==== Available records ====

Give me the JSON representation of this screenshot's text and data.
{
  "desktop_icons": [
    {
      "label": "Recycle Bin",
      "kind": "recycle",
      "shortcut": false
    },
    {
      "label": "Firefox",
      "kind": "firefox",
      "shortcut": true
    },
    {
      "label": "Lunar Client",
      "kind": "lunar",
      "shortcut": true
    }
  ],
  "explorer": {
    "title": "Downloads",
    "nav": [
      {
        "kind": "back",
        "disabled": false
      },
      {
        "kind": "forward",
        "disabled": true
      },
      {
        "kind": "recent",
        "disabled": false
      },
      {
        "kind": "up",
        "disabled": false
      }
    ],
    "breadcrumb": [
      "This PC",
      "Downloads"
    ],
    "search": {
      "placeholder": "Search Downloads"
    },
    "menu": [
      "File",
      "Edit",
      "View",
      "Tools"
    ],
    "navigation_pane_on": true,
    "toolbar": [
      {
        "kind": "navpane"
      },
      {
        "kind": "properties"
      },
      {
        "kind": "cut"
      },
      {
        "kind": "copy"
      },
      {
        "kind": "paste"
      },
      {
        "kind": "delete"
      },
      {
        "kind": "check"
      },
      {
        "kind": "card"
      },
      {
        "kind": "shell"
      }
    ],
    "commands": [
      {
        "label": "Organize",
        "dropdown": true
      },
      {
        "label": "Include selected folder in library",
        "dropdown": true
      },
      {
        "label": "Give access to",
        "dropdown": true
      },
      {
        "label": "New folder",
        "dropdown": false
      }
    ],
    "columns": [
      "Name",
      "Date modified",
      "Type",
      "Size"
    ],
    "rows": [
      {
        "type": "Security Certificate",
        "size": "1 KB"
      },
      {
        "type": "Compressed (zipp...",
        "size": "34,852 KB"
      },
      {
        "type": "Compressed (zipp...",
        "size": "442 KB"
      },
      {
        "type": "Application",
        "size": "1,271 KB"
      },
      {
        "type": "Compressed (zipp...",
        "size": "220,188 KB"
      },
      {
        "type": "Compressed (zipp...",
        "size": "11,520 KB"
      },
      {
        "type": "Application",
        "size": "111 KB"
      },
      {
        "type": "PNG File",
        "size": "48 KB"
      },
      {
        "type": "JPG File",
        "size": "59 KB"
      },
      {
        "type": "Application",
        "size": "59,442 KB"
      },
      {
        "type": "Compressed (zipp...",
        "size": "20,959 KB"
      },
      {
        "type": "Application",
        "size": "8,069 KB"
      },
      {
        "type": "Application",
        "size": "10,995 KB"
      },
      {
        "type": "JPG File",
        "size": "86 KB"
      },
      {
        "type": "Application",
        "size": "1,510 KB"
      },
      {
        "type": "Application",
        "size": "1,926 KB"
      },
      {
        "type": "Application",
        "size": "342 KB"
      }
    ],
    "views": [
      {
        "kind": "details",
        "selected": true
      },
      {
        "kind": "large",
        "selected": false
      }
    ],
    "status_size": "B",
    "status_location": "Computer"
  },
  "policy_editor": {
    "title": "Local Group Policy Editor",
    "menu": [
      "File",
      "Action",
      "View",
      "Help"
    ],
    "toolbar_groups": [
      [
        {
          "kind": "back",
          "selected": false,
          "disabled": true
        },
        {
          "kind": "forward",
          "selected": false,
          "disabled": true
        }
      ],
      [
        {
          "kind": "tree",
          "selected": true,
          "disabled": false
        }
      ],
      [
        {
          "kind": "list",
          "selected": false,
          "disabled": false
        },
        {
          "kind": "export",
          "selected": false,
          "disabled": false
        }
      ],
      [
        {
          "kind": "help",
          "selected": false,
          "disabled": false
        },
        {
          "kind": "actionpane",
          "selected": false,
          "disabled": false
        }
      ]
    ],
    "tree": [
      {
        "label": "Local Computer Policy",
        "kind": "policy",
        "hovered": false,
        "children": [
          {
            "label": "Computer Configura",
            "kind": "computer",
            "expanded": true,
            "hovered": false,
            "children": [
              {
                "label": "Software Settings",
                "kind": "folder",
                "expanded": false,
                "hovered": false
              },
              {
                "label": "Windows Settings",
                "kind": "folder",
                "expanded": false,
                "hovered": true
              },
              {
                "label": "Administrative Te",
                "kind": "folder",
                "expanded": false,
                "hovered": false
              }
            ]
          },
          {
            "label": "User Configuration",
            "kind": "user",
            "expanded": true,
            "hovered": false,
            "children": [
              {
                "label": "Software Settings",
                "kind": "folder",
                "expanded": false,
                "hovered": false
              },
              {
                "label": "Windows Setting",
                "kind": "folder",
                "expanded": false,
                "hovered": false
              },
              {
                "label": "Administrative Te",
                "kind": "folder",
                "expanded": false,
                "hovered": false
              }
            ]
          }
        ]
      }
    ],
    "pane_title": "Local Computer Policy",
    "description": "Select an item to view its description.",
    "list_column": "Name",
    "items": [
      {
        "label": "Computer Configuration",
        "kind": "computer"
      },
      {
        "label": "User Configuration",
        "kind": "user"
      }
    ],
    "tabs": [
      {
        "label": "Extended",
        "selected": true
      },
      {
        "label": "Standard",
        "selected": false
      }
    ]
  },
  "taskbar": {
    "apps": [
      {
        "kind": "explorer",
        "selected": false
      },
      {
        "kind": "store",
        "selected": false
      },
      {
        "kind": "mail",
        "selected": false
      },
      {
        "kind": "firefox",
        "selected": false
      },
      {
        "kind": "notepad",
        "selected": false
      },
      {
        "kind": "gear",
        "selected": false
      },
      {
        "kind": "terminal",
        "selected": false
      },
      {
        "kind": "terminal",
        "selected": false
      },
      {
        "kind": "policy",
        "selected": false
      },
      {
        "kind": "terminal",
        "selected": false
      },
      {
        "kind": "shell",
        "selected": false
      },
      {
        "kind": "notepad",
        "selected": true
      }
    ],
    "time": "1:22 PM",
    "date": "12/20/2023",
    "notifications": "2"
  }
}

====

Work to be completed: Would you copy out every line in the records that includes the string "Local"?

Exercise output:
    "title": "Local Group Policy Editor",
        "label": "Local Computer Policy",
    "pane_title": "Local Computer Policy",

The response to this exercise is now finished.